Exercise prompt: Extract, from the listing that follows, each line containing the word "icon".

Data shown:
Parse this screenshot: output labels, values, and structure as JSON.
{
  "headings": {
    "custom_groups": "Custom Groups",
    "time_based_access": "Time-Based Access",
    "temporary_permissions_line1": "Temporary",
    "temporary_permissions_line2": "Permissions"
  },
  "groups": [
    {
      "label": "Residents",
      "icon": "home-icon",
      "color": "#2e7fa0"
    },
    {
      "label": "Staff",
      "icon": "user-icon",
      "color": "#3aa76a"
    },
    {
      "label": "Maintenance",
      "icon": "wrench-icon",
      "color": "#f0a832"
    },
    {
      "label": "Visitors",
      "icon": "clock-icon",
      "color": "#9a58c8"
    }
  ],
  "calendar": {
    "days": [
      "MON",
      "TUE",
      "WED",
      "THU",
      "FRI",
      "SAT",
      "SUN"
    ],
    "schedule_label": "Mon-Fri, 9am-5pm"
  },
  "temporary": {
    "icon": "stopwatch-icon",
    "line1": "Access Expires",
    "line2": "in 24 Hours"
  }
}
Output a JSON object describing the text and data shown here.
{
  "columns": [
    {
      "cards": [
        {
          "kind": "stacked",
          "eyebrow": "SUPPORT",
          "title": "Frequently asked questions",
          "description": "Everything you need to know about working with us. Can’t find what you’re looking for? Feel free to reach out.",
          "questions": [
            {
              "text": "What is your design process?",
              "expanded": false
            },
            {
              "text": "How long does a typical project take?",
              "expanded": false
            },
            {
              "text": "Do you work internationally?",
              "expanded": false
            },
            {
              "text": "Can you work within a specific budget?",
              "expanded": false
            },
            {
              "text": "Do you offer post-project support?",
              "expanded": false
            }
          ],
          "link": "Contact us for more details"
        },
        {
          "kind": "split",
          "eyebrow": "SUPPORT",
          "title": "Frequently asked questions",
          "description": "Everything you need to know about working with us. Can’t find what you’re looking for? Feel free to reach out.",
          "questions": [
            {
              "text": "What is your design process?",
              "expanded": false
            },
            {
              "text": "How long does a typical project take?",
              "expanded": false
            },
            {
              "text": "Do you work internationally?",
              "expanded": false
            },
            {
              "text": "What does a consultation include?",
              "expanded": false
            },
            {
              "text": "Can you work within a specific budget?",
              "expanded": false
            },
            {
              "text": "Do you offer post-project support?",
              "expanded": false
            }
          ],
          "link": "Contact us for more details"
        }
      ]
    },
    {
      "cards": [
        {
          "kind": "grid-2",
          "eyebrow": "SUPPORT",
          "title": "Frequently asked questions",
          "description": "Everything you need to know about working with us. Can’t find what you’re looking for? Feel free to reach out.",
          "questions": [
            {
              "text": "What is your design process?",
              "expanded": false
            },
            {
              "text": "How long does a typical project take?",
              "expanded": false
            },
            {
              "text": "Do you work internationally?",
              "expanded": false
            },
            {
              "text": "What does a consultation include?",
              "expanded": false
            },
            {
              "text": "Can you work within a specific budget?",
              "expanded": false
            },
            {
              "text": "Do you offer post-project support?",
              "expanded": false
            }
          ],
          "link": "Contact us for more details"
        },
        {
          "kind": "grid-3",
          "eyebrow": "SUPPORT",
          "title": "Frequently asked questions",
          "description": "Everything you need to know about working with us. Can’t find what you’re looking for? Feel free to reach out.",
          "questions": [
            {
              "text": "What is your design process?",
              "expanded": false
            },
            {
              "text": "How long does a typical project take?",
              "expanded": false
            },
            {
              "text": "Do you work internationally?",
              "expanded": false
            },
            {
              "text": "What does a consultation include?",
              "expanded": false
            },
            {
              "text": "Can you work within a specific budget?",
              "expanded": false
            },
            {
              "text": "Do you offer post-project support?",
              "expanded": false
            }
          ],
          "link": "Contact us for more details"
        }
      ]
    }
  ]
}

Reply to the exercise:
      "icon": "home-icon",
      "icon": "user-icon",
      "icon": "wrench-icon",
      "icon": "clock-icon",
    "icon": "stopwatch-icon",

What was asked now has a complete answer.